The Stress and Gum Disease Connection
Stress is bad for your teeth. (Just one more reason to go on that vacation you’ve put off!)
A recent study in the Journal of Periodontology reports that plaque levels can increase with emotional stress and gingivitis (gum disease) with physical stress.
Why does plaque levels and gum disease increase plaque levels and gum disease?
Experts report that prolonged stress leads to the malfunction of some biological functions. Virtually all of us find ourselves dealing with excessive stress now and again, and some must deal with it day in and day out for years. It is important that you are aware of the risks associated with this stress so that you can prevent them from wrecking havoc on your teeth (not to mention the rest of you!)
What can I do to prevent gum disease?
Gum disease leads to more than bleeding gums. It can affect the integrity of your teeth and the bone that supports them. If unchecked, gingivitis can lead to loose and missing teeth. When this happens, teeth can often shift. It can be uncomfortable and painful for your bite (not to mention your smile). Brushing at least twice a day and flossing each night are the first step toward protecting yourself from gum disease. Regular dental check-ups and cleanings are also crucial. If you’ve missed an appointment or would like us to create a care schedule for you, call our office at (949) 281-7605.

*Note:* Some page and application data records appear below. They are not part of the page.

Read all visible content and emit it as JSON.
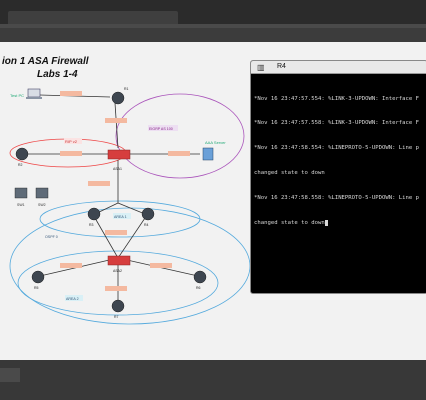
{
  "diagram": {
    "title_line1": "ion 1 ASA Firewall",
    "title_line2": "Labs 1-4",
    "labels": {
      "r1": "R1",
      "r2": "R2",
      "r3": "R3",
      "r4": "R4",
      "r5": "R5",
      "r6": "R6",
      "r7": "R7",
      "r8": "R8",
      "asa1": "ASA1",
      "asa2": "ASA2",
      "test_pc": "Test PC",
      "aaa_server": "AAA Server",
      "rip": "RIP v2",
      "eigrp": "EIGRP AS 100",
      "ospf0": "OSPF 0",
      "area0": "AREA 0",
      "area1": "AREA 1",
      "area2": "AREA 2",
      "sw1": "SW1",
      "sw2": "SW2"
    }
  },
  "terminal": {
    "title": "R4",
    "icon": "terminal-icon",
    "lines": [
      "*Nov 16 23:47:57.554: %LINK-3-UPDOWN: Interface F",
      "*Nov 16 23:47:57.558: %LINK-3-UPDOWN: Interface F",
      "*Nov 16 23:47:58.554: %LINEPROTO-5-UPDOWN: Line p",
      "changed state to down",
      "*Nov 16 23:47:58.558: %LINEPROTO-5-UPDOWN: Line p",
      "changed state to down"
    ]
  }
}
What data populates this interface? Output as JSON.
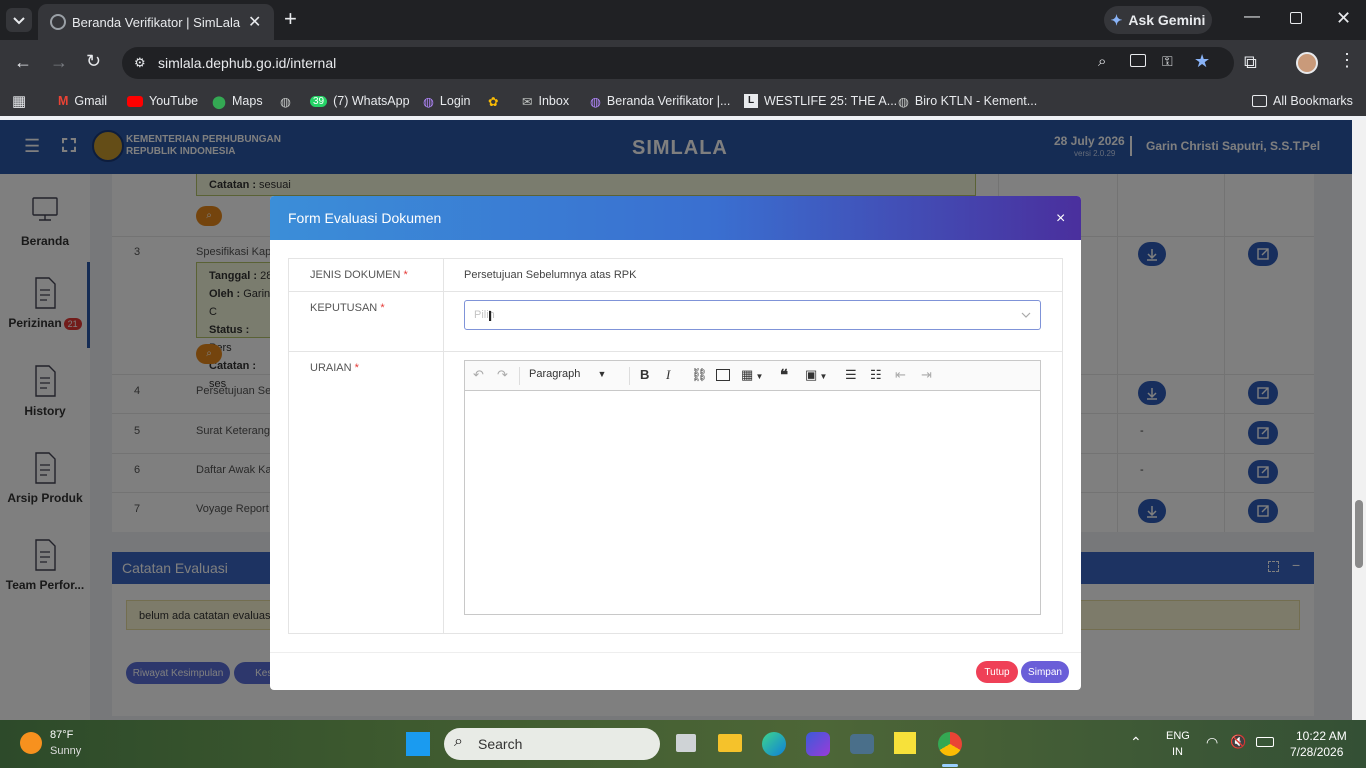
{
  "browser": {
    "tab_title": "Beranda Verifikator | SimLala",
    "ask_gemini": "Ask Gemini",
    "url": "simlala.dephub.go.id/internal",
    "bookmarks": [
      {
        "label": "Gmail"
      },
      {
        "label": "YouTube"
      },
      {
        "label": "Maps"
      },
      {
        "label": ""
      },
      {
        "label": "(7) WhatsApp",
        "badge": "39"
      },
      {
        "label": "Login"
      },
      {
        "label": ""
      },
      {
        "label": "Inbox"
      },
      {
        "label": "Beranda Verifikator |..."
      },
      {
        "label": "WESTLIFE 25: THE A..."
      },
      {
        "label": "Biro KTLN - Kement..."
      }
    ],
    "all_bookmarks": "All Bookmarks"
  },
  "app": {
    "org_line1": "KEMENTERIAN PERHUBUNGAN",
    "org_line2": "REPUBLIK INDONESIA",
    "title": "SIMLALA",
    "date": "28 July 2026",
    "version": "versi 2.0.29",
    "user": "Garin Christi Saputri, S.S.T.Pel"
  },
  "sidebar": {
    "items": [
      {
        "label": "Beranda",
        "icon": "monitor-icon"
      },
      {
        "label": "Perizinan",
        "icon": "document-icon",
        "badge": "21"
      },
      {
        "label": "History",
        "icon": "document-icon"
      },
      {
        "label": "Arsip Produk",
        "icon": "document-icon"
      },
      {
        "label": "Team Perfor...",
        "icon": "document-icon"
      }
    ]
  },
  "background_table": {
    "top_note_label": "Catatan :",
    "top_note_value": "sesuai",
    "row3": {
      "no": "3",
      "name": "Spesifikasi Kapa",
      "tanggal_label": "Tanggal :",
      "tanggal_value": "28",
      "oleh_label": "Oleh :",
      "oleh_value": "Garin C",
      "status_label": "Status :",
      "status_value": "Pers",
      "catatan_label": "Catatan :",
      "catatan_value": "ses"
    },
    "rows": [
      {
        "no": "4",
        "name": "Persetujuan Seb",
        "download": "yes",
        "dash": ""
      },
      {
        "no": "5",
        "name": "Surat Keteranga",
        "download": "",
        "dash": "-"
      },
      {
        "no": "6",
        "name": "Daftar Awak Kap",
        "download": "",
        "dash": "-"
      },
      {
        "no": "7",
        "name": "Voyage Report (",
        "download": "yes",
        "dash": ""
      }
    ]
  },
  "catatan_panel": {
    "title": "Catatan Evaluasi",
    "empty_text": "belum ada catatan evaluasi",
    "btn_riwayat": "Riwayat Kesimpulan",
    "btn_kesim": "Kesim"
  },
  "modal": {
    "title": "Form Evaluasi Dokumen",
    "close": "×",
    "jenis_label": "JENIS DOKUMEN",
    "jenis_value": "Persetujuan Sebelumnya atas RPK",
    "keputusan_label": "KEPUTUSAN",
    "keputusan_placeholder": "Pilih",
    "uraian_label": "URAIAN",
    "required_mark": "*",
    "editor_paragraph": "Paragraph",
    "btn_tutup": "Tutup",
    "btn_simpan": "Simpan"
  },
  "taskbar": {
    "temp": "87°F",
    "weather": "Sunny",
    "search_placeholder": "Search",
    "lang1": "ENG",
    "lang2": "IN",
    "time": "10:22 AM",
    "date": "7/28/2026"
  },
  "colors": {
    "header_blue": "#2b58a8",
    "modal_gradient_start": "#3b8ed8",
    "modal_gradient_end": "#4a2f9d",
    "tutup": "#ef4057",
    "simpan": "#6a5ed8",
    "action_blue": "#2f5dba"
  }
}
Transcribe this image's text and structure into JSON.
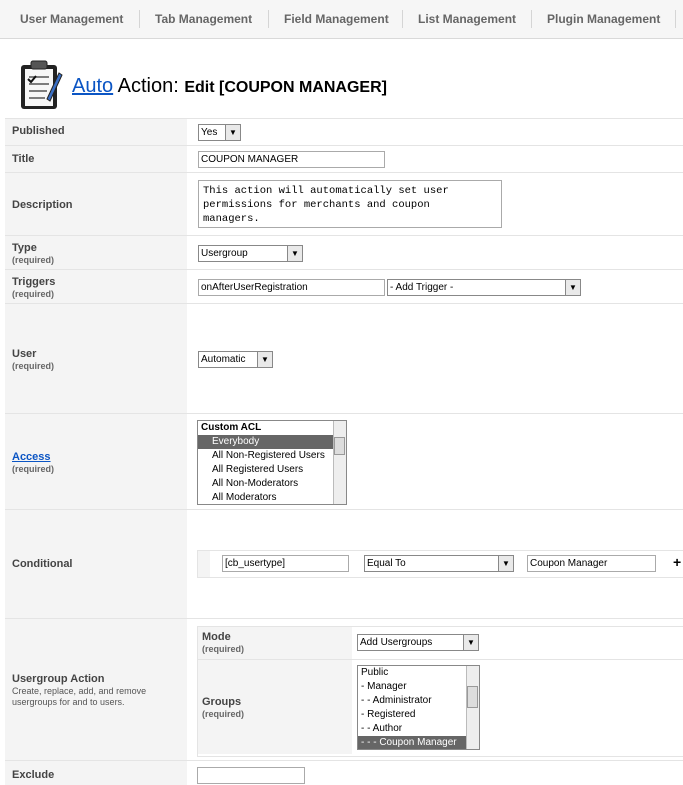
{
  "nav": {
    "tabs": [
      "User Management",
      "Tab Management",
      "Field Management",
      "List Management",
      "Plugin Management"
    ]
  },
  "header": {
    "title_link": "Auto",
    "title_word": "Action:",
    "title_sub": "Edit [COUPON MANAGER]"
  },
  "required_text": "(required)",
  "form": {
    "published": {
      "label": "Published",
      "value": "Yes"
    },
    "title": {
      "label": "Title",
      "value": "COUPON MANAGER"
    },
    "description": {
      "label": "Description",
      "value": "This action will automatically set user\npermissions for merchants and coupon\nmanagers."
    },
    "type": {
      "label": "Type",
      "value": "Usergroup"
    },
    "triggers": {
      "label": "Triggers",
      "value": "onAfterUserRegistration",
      "add_trigger": "- Add Trigger -"
    },
    "user": {
      "label": "User",
      "value": "Automatic"
    },
    "access": {
      "label": "Access",
      "options": [
        "Custom ACL",
        "Everybody",
        "All Non-Registered Users",
        "All Registered Users",
        "All Non-Moderators",
        "All Moderators"
      ],
      "selected": "Everybody"
    },
    "conditional": {
      "label": "Conditional",
      "field": "[cb_usertype]",
      "operator": "Equal To",
      "value": "Coupon Manager",
      "add_symbol": "+"
    },
    "usergroup_action": {
      "label": "Usergroup Action",
      "description": "Create, replace, add, and remove usergroups for and to users.",
      "mode_label": "Mode",
      "mode_value": "Add Usergroups",
      "groups_label": "Groups",
      "groups": [
        "Public",
        "- Manager",
        "- - Administrator",
        "- Registered",
        "- - Author",
        "- - - Coupon Manager"
      ],
      "selected": "- - - Coupon Manager"
    },
    "exclude": {
      "label": "Exclude",
      "value": ""
    }
  }
}
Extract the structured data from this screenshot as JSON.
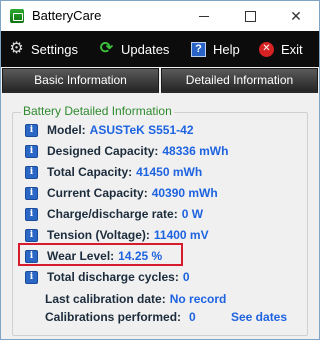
{
  "window": {
    "title": "BatteryCare"
  },
  "toolbar": {
    "settings": "Settings",
    "updates": "Updates",
    "help": "Help",
    "exit": "Exit"
  },
  "tabs": [
    "Basic Information",
    "Detailed Information"
  ],
  "group_title": "Battery Detailed Information",
  "details": [
    {
      "label": "Model:",
      "value": "ASUSTeK S551-42"
    },
    {
      "label": "Designed Capacity:",
      "value": "48336 mWh"
    },
    {
      "label": "Total Capacity:",
      "value": "41450 mWh"
    },
    {
      "label": "Current Capacity:",
      "value": "40390 mWh"
    },
    {
      "label": "Charge/discharge rate:",
      "value": "0 W"
    },
    {
      "label": "Tension (Voltage):",
      "value": "11400 mV"
    },
    {
      "label": "Wear Level:",
      "value": "14.25 %"
    },
    {
      "label": "Total discharge cycles:",
      "value": "0"
    },
    {
      "label": "Last calibration date:",
      "value": "No record"
    },
    {
      "label": "Calibrations performed:",
      "value": "0"
    }
  ],
  "see_dates_link": "See dates",
  "colors": {
    "toolbar_bg": "#0c0c0c",
    "group_title": "#2f8a2f",
    "value_blue": "#1e63e0",
    "highlight_red": "#d61c2c"
  },
  "icons": {
    "settings": "gear-icon",
    "updates": "refresh-icon",
    "help": "help-icon",
    "exit": "exit-icon",
    "detail": "info-icon"
  }
}
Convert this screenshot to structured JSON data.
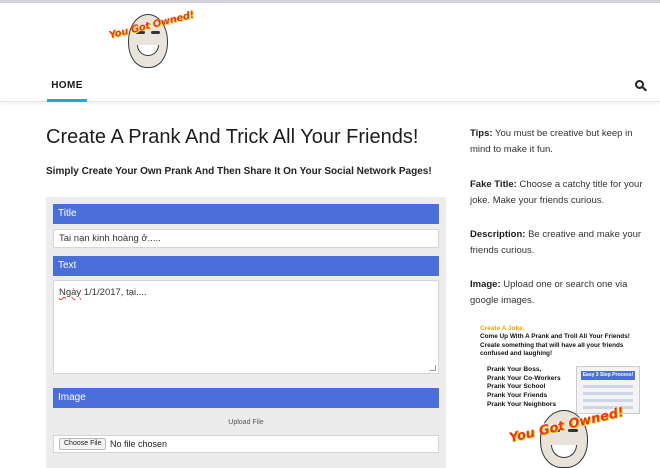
{
  "logo": {
    "text": "You Got Owned!"
  },
  "nav": {
    "home": "HOME"
  },
  "main": {
    "title": "Create A Prank And Trick All Your Friends!",
    "subtitle": "Simply Create Your Own Prank And Then Share It On Your Social Network Pages!"
  },
  "form": {
    "title_header": "Title",
    "title_value": "Tai nạn kinh hoàng ở.....",
    "text_header": "Text",
    "text_value_part1": "Ngày",
    "text_value_part2": " 1/1/2017, tại....",
    "image_header": "Image",
    "upload_label": "Upload File",
    "choose_file": "Choose File",
    "file_status": "No file chosen"
  },
  "sidebar": {
    "tips_label": "Tips:",
    "tips_text": " You must be creative but keep in mind to make it fun.",
    "fake_title_label": "Fake Title:",
    "fake_title_text": " Choose a catchy title for your joke. Make your friends curious.",
    "description_label": "Description:",
    "description_text": " Be creative and make your friends curious.",
    "image_label": "Image:",
    "image_text": " Upload one or search one via google images."
  },
  "promo": {
    "heading": "Create A Joke,",
    "line1": "Come Up With A Prank and Troll All Your Friends!",
    "line2": "Create something that will have all your friends",
    "line3": "confused and laughing!",
    "list": [
      "Prank Your Boss,",
      "Prank Your Co-Workers",
      "Prank Your School",
      "Prank Your Friends",
      "Prank Your Neighbors"
    ],
    "box_title": "Easy 3 Step Process!",
    "owned": "You Got Owned!"
  },
  "colors": {
    "accent_blue": "#4a6fd8",
    "nav_underline": "#2aa3d9",
    "owned_red": "#e03b1f"
  }
}
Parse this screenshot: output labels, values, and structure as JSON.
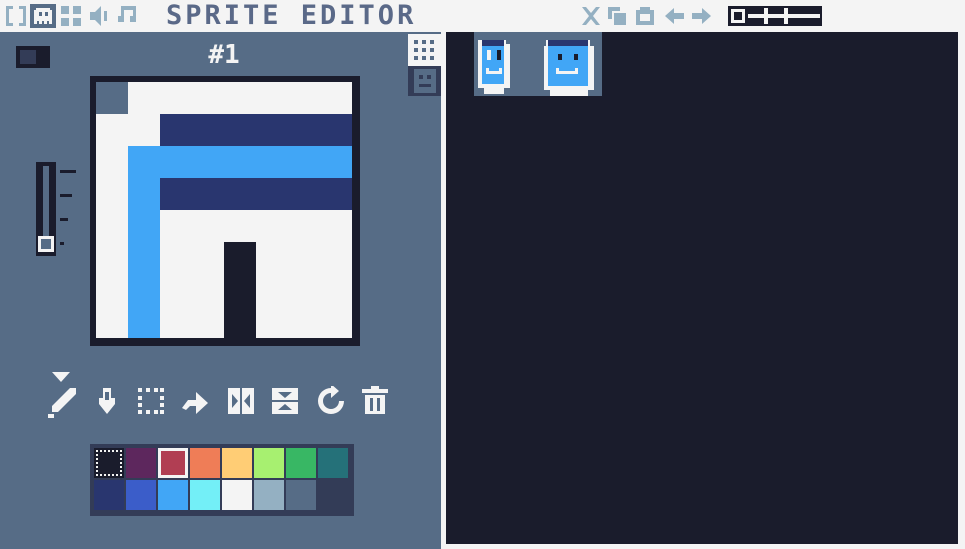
{
  "app": {
    "title": "SPRITE EDITOR"
  },
  "top_bar": {
    "mode_tabs": [
      {
        "icon": "code-icon"
      },
      {
        "icon": "sprite-icon",
        "active": true
      },
      {
        "icon": "map-icon"
      },
      {
        "icon": "sfx-icon"
      },
      {
        "icon": "music-icon"
      }
    ],
    "actions": [
      {
        "icon": "cut-icon"
      },
      {
        "icon": "copy-icon"
      },
      {
        "icon": "paste-icon"
      },
      {
        "icon": "undo-icon"
      },
      {
        "icon": "redo-icon"
      }
    ],
    "bank_toggle": {
      "selected": 0
    }
  },
  "editor": {
    "sprite_index": "#1",
    "size_toggle": {
      "state": "off"
    },
    "brush_size_slider": {
      "level": 0.0
    },
    "view_toggles": [
      {
        "icon": "grid-icon",
        "active": true
      },
      {
        "icon": "face-icon",
        "active": false
      }
    ]
  },
  "tools": [
    {
      "icon": "pencil-icon",
      "active": true
    },
    {
      "icon": "fill-bucket-icon"
    },
    {
      "icon": "select-icon"
    },
    {
      "icon": "move-icon"
    },
    {
      "icon": "flip-horizontal-icon"
    },
    {
      "icon": "flip-vertical-icon"
    },
    {
      "icon": "rotate-icon"
    },
    {
      "icon": "delete-icon"
    }
  ],
  "palette": {
    "selected_index": 2,
    "colors": [
      "#1a1c2c",
      "#5d275d",
      "#b13e53",
      "#ef7d57",
      "#ffcd75",
      "#a7f070",
      "#38b764",
      "#257179",
      "#29366f",
      "#3b5dc9",
      "#41a6f6",
      "#73eff7",
      "#f4f4f4",
      "#94b0c2",
      "#566c86",
      "#333c57"
    ]
  },
  "colors": {
    "panel": "#566c86",
    "background": "#1a1c2c",
    "light": "#f4f4f4",
    "title": "#5a6988",
    "accent_blue": "#41a6f6",
    "navy": "#29366f"
  }
}
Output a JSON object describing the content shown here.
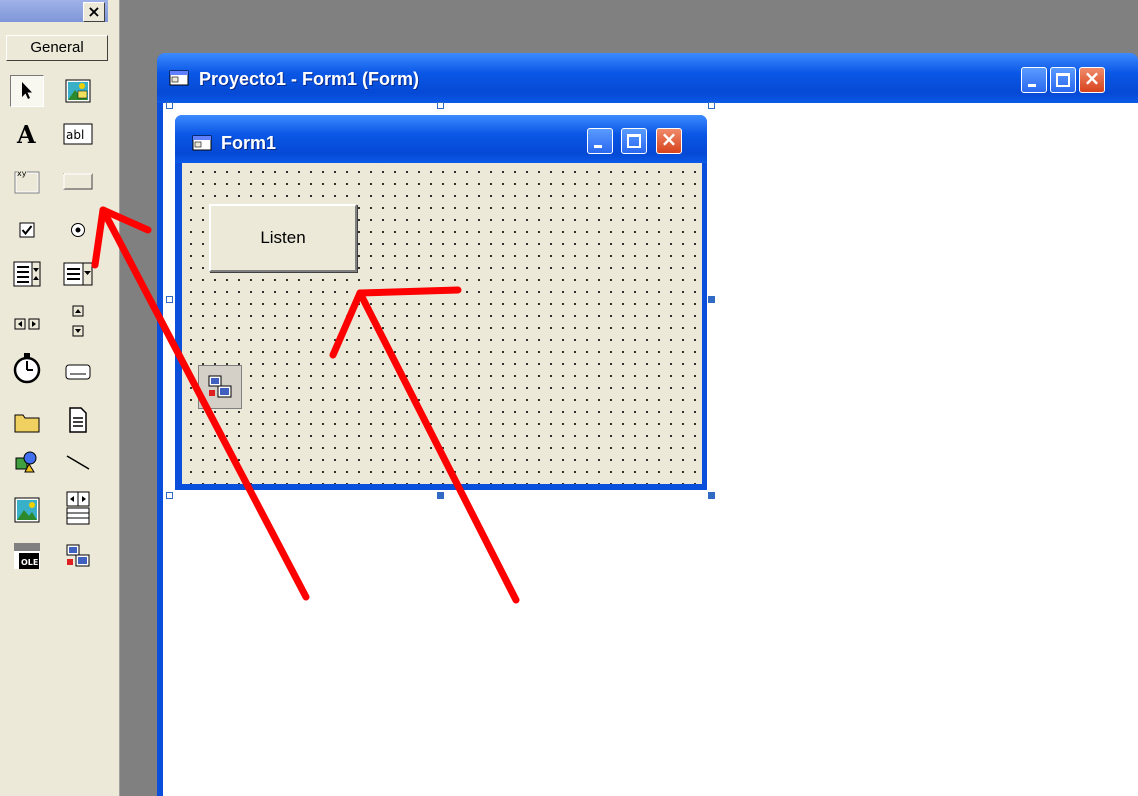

While these steps can help reduce the risk of stress-related periodontal disease, they don’t resolve the key problem – stress! Exercising and eating right can help, and developing a hobby can be a fantastic release. Talking about it can help as well.